Bates College in Lewiston, Maine, deleted an Instagram post profiling a conservative student addressing the importance of voting.
The college removed the posting following outcry from other students who said that conservatives want to kill black people and are an active threat to the school community.
What are the details?
According to Campus Reform, the post featured Bates College Republicans President Quinn Troy, who shared a statement about the importance of voting.
The outlet reported that the since-deleted post featured a photo of Troy and read, “Most of my participation comes through my work with College Republicans: increasing the visibility of the club on campus, disseminating conservative ideas, and making sure that people know that there’s a space where you can support a Republican candidate without getting a side eye or without being baselessly labeled as hateful.”
The post concluded, “Just make sure you vote. Either way you vote, we should be able to coexist with one another regardless of political affiliation. I think that’s the most important part.”
Following the post, students and social media users took to the post to express their opinions that it was inherently wrong to feature a conservative Republican student — which they said, according to Campus Reform, is “actively harmful to the community” — on the Instagram page.
Bates College Black Student Union issued a statement about the posting and blasted Troy and his sentiments.
“We, too, believe that we should be able to ‘coexist peacefully’ … except when we’re being forced to coexist with people that want to kill us, poison us, and push us into war,” the union posted in response to the original posting.
What did the school say?
The very same day, the school shared a statement from President Clayton Spencer regarding the college’s decision to feature Troy and his thoughts on the social media channel.
Spencer’s statement said, “The right to free speech — including, especially, robust debate of political views — is a core value of our democracy. The freedom to form one’s views and values by one’s own lights is also the essence of a liberal arts education.
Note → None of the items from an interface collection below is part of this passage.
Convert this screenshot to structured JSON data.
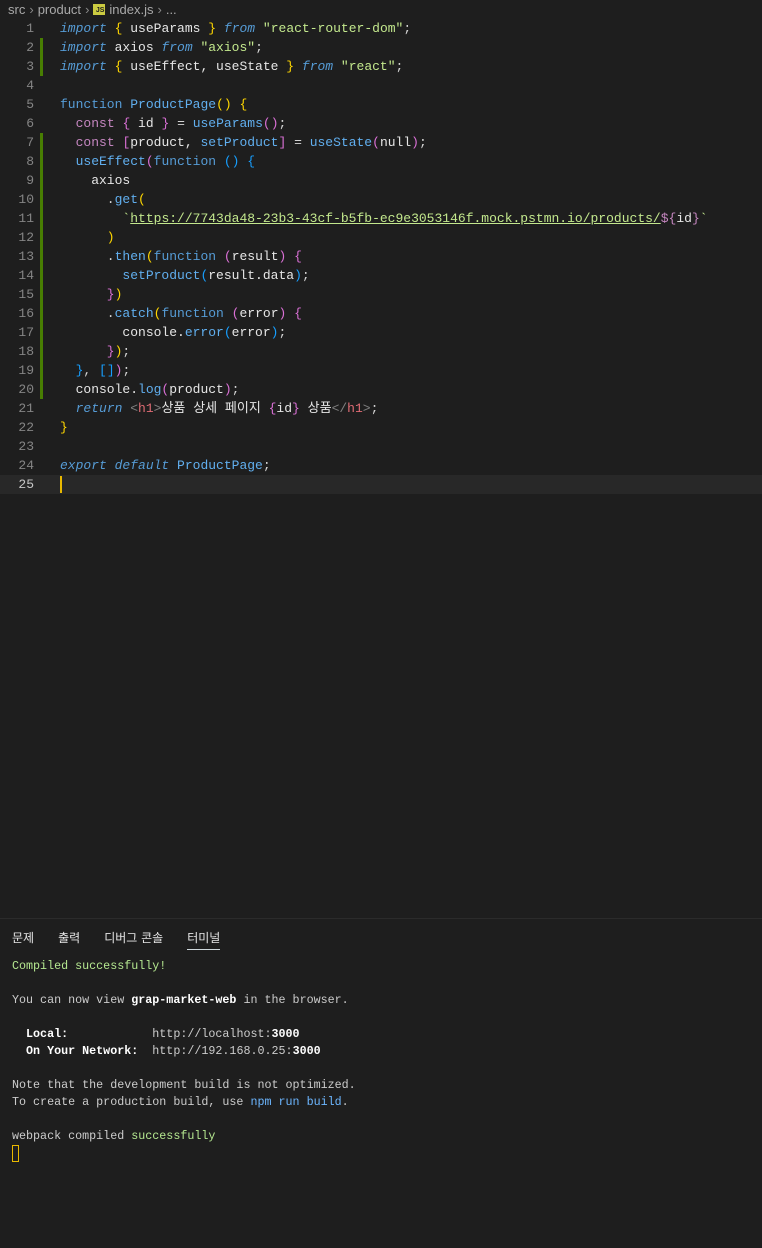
{
  "breadcrumb": {
    "items": [
      "src",
      "product",
      "index.js",
      "..."
    ],
    "file_icon": "JS"
  },
  "editor": {
    "current_line": 25,
    "modified_lines": [
      2,
      3,
      7,
      8,
      9,
      10,
      11,
      12,
      13,
      14,
      15,
      16,
      17,
      18,
      19,
      20
    ],
    "lines": [
      [
        [
          "k",
          "import"
        ],
        [
          "p",
          " "
        ],
        [
          "b1",
          "{"
        ],
        [
          "v",
          " useParams "
        ],
        [
          "b1",
          "}"
        ],
        [
          "p",
          " "
        ],
        [
          "k",
          "from"
        ],
        [
          "p",
          " "
        ],
        [
          "s",
          "\"react-router-dom\""
        ],
        [
          "p",
          ";"
        ]
      ],
      [
        [
          "k",
          "import"
        ],
        [
          "v",
          " axios "
        ],
        [
          "k",
          "from"
        ],
        [
          "p",
          " "
        ],
        [
          "s",
          "\"axios\""
        ],
        [
          "p",
          ";"
        ]
      ],
      [
        [
          "k",
          "import"
        ],
        [
          "p",
          " "
        ],
        [
          "b1",
          "{"
        ],
        [
          "v",
          " useEffect, useState "
        ],
        [
          "b1",
          "}"
        ],
        [
          "p",
          " "
        ],
        [
          "k",
          "from"
        ],
        [
          "p",
          " "
        ],
        [
          "s",
          "\"react\""
        ],
        [
          "p",
          ";"
        ]
      ],
      [],
      [
        [
          "fn",
          "function"
        ],
        [
          "p",
          " "
        ],
        [
          "f",
          "ProductPage"
        ],
        [
          "b1",
          "()"
        ],
        [
          "p",
          " "
        ],
        [
          "b1",
          "{"
        ]
      ],
      [
        [
          "p",
          "  "
        ],
        [
          "c",
          "const"
        ],
        [
          "p",
          " "
        ],
        [
          "b2",
          "{"
        ],
        [
          "v",
          " id "
        ],
        [
          "b2",
          "}"
        ],
        [
          "p",
          " = "
        ],
        [
          "f",
          "useParams"
        ],
        [
          "b2",
          "()"
        ],
        [
          "p",
          ";"
        ]
      ],
      [
        [
          "p",
          "  "
        ],
        [
          "c",
          "const"
        ],
        [
          "p",
          " "
        ],
        [
          "b2",
          "["
        ],
        [
          "v",
          "product, "
        ],
        [
          "f",
          "setProduct"
        ],
        [
          "b2",
          "]"
        ],
        [
          "p",
          " = "
        ],
        [
          "f",
          "useState"
        ],
        [
          "b2",
          "("
        ],
        [
          "v",
          "null"
        ],
        [
          "b2",
          ")"
        ],
        [
          "p",
          ";"
        ]
      ],
      [
        [
          "p",
          "  "
        ],
        [
          "f",
          "useEffect"
        ],
        [
          "b2",
          "("
        ],
        [
          "fn",
          "function"
        ],
        [
          "p",
          " "
        ],
        [
          "b3",
          "()"
        ],
        [
          "p",
          " "
        ],
        [
          "b3",
          "{"
        ]
      ],
      [
        [
          "v",
          "    axios"
        ]
      ],
      [
        [
          "p",
          "      ."
        ],
        [
          "f",
          "get"
        ],
        [
          "b1",
          "("
        ]
      ],
      [
        [
          "p",
          "        "
        ],
        [
          "s",
          "`"
        ],
        [
          "u",
          "https://7743da48-23b3-43cf-b5fb-ec9e3053146f.mock.pstmn.io/products/"
        ],
        [
          "c",
          "${"
        ],
        [
          "v",
          "id"
        ],
        [
          "c",
          "}"
        ],
        [
          "s",
          "`"
        ]
      ],
      [
        [
          "b1",
          "      )"
        ]
      ],
      [
        [
          "p",
          "      ."
        ],
        [
          "f",
          "then"
        ],
        [
          "b1",
          "("
        ],
        [
          "fn",
          "function"
        ],
        [
          "p",
          " "
        ],
        [
          "b2",
          "("
        ],
        [
          "v",
          "result"
        ],
        [
          "b2",
          ")"
        ],
        [
          "p",
          " "
        ],
        [
          "b2",
          "{"
        ]
      ],
      [
        [
          "p",
          "        "
        ],
        [
          "f",
          "setProduct"
        ],
        [
          "b3",
          "("
        ],
        [
          "v",
          "result.data"
        ],
        [
          "b3",
          ")"
        ],
        [
          "p",
          ";"
        ]
      ],
      [
        [
          "b2",
          "      }"
        ],
        [
          "b1",
          ")"
        ]
      ],
      [
        [
          "p",
          "      ."
        ],
        [
          "f",
          "catch"
        ],
        [
          "b1",
          "("
        ],
        [
          "fn",
          "function"
        ],
        [
          "p",
          " "
        ],
        [
          "b2",
          "("
        ],
        [
          "v",
          "error"
        ],
        [
          "b2",
          ")"
        ],
        [
          "p",
          " "
        ],
        [
          "b2",
          "{"
        ]
      ],
      [
        [
          "v",
          "        console."
        ],
        [
          "f",
          "error"
        ],
        [
          "b3",
          "("
        ],
        [
          "v",
          "error"
        ],
        [
          "b3",
          ")"
        ],
        [
          "p",
          ";"
        ]
      ],
      [
        [
          "b2",
          "      }"
        ],
        [
          "b1",
          ")"
        ],
        [
          "p",
          ";"
        ]
      ],
      [
        [
          "b3",
          "  }"
        ],
        [
          "p",
          ", "
        ],
        [
          "b3",
          "[]"
        ],
        [
          "b2",
          ")"
        ],
        [
          "p",
          ";"
        ]
      ],
      [
        [
          "v",
          "  console."
        ],
        [
          "f",
          "log"
        ],
        [
          "b2",
          "("
        ],
        [
          "v",
          "product"
        ],
        [
          "b2",
          ")"
        ],
        [
          "p",
          ";"
        ]
      ],
      [
        [
          "p",
          "  "
        ],
        [
          "k",
          "return"
        ],
        [
          "p",
          " "
        ],
        [
          "g",
          "<"
        ],
        [
          "t",
          "h1"
        ],
        [
          "g",
          ">"
        ],
        [
          "v",
          "상품 상세 페이지 "
        ],
        [
          "b2",
          "{"
        ],
        [
          "v",
          "id"
        ],
        [
          "b2",
          "}"
        ],
        [
          "v",
          " 상품"
        ],
        [
          "g",
          "</"
        ],
        [
          "t",
          "h1"
        ],
        [
          "g",
          ">"
        ],
        [
          "p",
          ";"
        ]
      ],
      [
        [
          "b1",
          "}"
        ]
      ],
      [],
      [
        [
          "k",
          "export"
        ],
        [
          "p",
          " "
        ],
        [
          "k",
          "default"
        ],
        [
          "p",
          " "
        ],
        [
          "f",
          "ProductPage"
        ],
        [
          "p",
          ";"
        ]
      ],
      []
    ]
  },
  "panel": {
    "tabs": [
      "문제",
      "출력",
      "디버그 콘솔",
      "터미널"
    ],
    "active_tab": 3,
    "terminal": [
      [
        [
          "tg",
          "Compiled successfully!"
        ]
      ],
      [],
      [
        [
          "tw",
          "You can now view "
        ],
        [
          "tb",
          "grap-market-web"
        ],
        [
          "tw",
          " in the browser."
        ]
      ],
      [],
      [
        [
          "tb",
          "  Local:            "
        ],
        [
          "tw",
          "http://localhost:"
        ],
        [
          "tb",
          "3000"
        ]
      ],
      [
        [
          "tb",
          "  On Your Network:  "
        ],
        [
          "tw",
          "http://192.168.0.25:"
        ],
        [
          "tb",
          "3000"
        ]
      ],
      [],
      [
        [
          "tw",
          "Note that the development build is not optimized."
        ]
      ],
      [
        [
          "tw",
          "To create a production build, use "
        ],
        [
          "tblue",
          "npm run build"
        ],
        [
          "tw",
          "."
        ]
      ],
      [],
      [
        [
          "tw",
          "webpack compiled "
        ],
        [
          "tg",
          "successfully"
        ]
      ]
    ]
  }
}
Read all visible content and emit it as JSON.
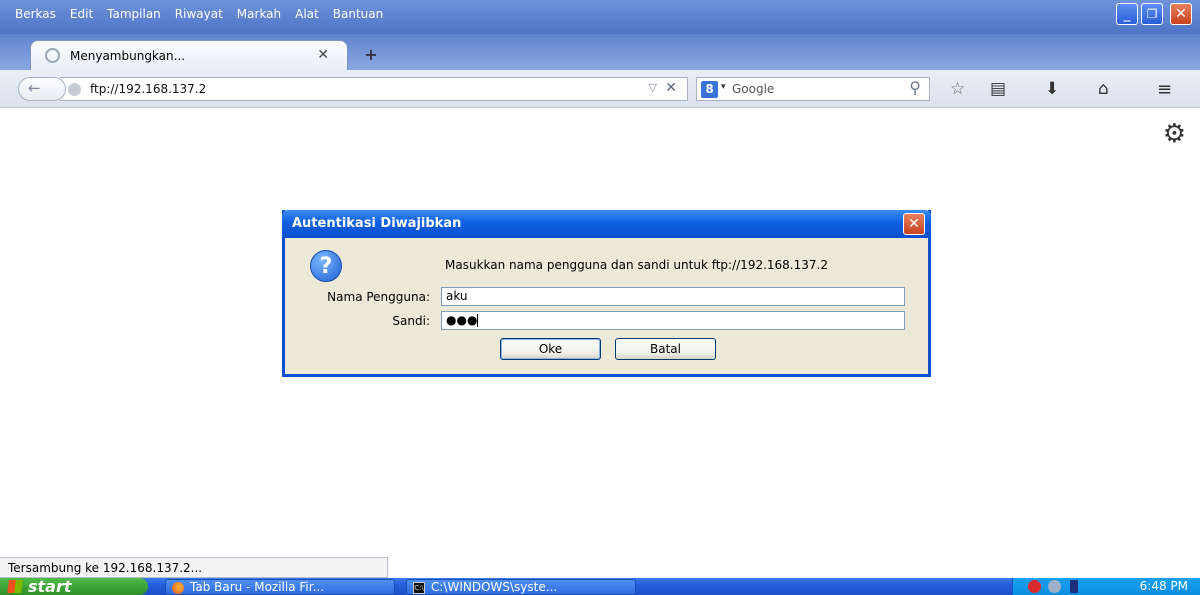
{
  "menu": {
    "items": [
      {
        "label": "Berkas"
      },
      {
        "label": "Edit"
      },
      {
        "label": "Tampilan"
      },
      {
        "label": "Riwayat"
      },
      {
        "label": "Markah"
      },
      {
        "label": "Alat"
      },
      {
        "label": "Bantuan"
      }
    ]
  },
  "window_controls": {
    "minimize": "_",
    "maximize": "❐",
    "close": "✕"
  },
  "tab": {
    "title": "Menyambungkan...",
    "close": "✕",
    "new_tab": "+"
  },
  "navbar": {
    "back": "←",
    "url": "ftp://192.168.137.2",
    "url_dropdown": "▽",
    "url_stop": "✕",
    "search_engine": "8",
    "search_dropdown": "▾",
    "search_placeholder": "Google",
    "search_go": "⚲",
    "star": "☆",
    "bookmarks": "▤",
    "downloads": "⬇",
    "home": "⌂",
    "menu": "≡"
  },
  "content": {
    "settings_icon": "⚙"
  },
  "dialog": {
    "title": "Autentikasi Diwajibkan",
    "close": "✕",
    "question": "?",
    "message": "Masukkan nama pengguna dan sandi untuk ftp://192.168.137.2",
    "username_label": "Nama Pengguna:",
    "username_value": "aku",
    "password_label": "Sandi:",
    "password_value": "●●●",
    "ok_label": "Oke",
    "cancel_label": "Batal"
  },
  "status": {
    "text": "Tersambung ke 192.168.137.2..."
  },
  "taskbar": {
    "start_label": "start",
    "cmd_icon": "C:\\",
    "tasks": [
      {
        "label": "Tab Baru - Mozilla Fir..."
      },
      {
        "label": "C:\\WINDOWS\\syste..."
      }
    ],
    "clock": "6:48 PM"
  },
  "colors": {
    "title_bar": "#5b80cf",
    "dialog_title": "#0f5fe0",
    "dialog_bg": "#ece9d8",
    "taskbar": "#245edb",
    "start_button": "#3fa83a"
  }
}
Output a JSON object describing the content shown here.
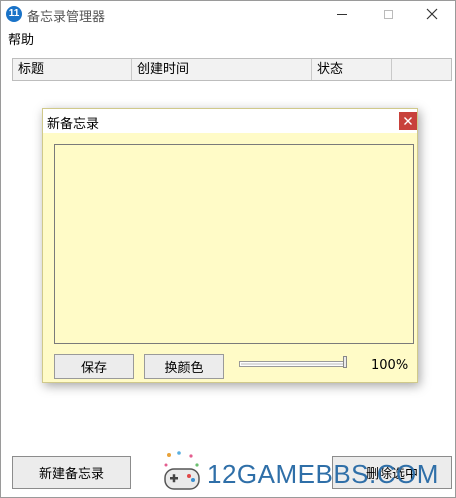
{
  "window": {
    "title": "备忘录管理器",
    "app_icon_glyph": "11",
    "accent": "#1a73c8"
  },
  "menu": {
    "help": "帮助"
  },
  "list": {
    "columns": [
      "标题",
      "创建时间",
      "状态",
      ""
    ]
  },
  "buttons": {
    "new_note": "新建备忘录",
    "delete_selected": "删除选中"
  },
  "dialog": {
    "title": "新备忘录",
    "note_text": "",
    "save": "保存",
    "change_color": "换颜色",
    "opacity_value": 100,
    "opacity_label": "100%",
    "background_color": "#fffbc7",
    "close_color": "#c8413b"
  },
  "watermark": {
    "text": "12GAMEBBS.COM"
  }
}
We can only be a healthy college and society when all of us are prepared to subject our own views to scrutiny and debate, and consider the contrary views of others.”
Later, the original post — and that of Spencer — was deleted entirely from the account, and the college explained that the posts were removed due to a “number of violations of the college’s social and digital media comments policy.”
In another Instagram post, the Bates Student Government said that the school “should not claim that both sides of this conversation are equal.”
“If Bates wants to claim that it cares of all its students, especially those who are persecuted directly by the actions of this administration and all its supporters, then it cannot pander to those who actively work to attack, limit, or deny the rights of those students,” the statement added.
Following further outcry and even a peaceful protest against the original post — as well as Spencer’s subsequent clarification — both Spencer and the school ultimately ended up apologizing for Troy’s post.
Author: Sarah Taylor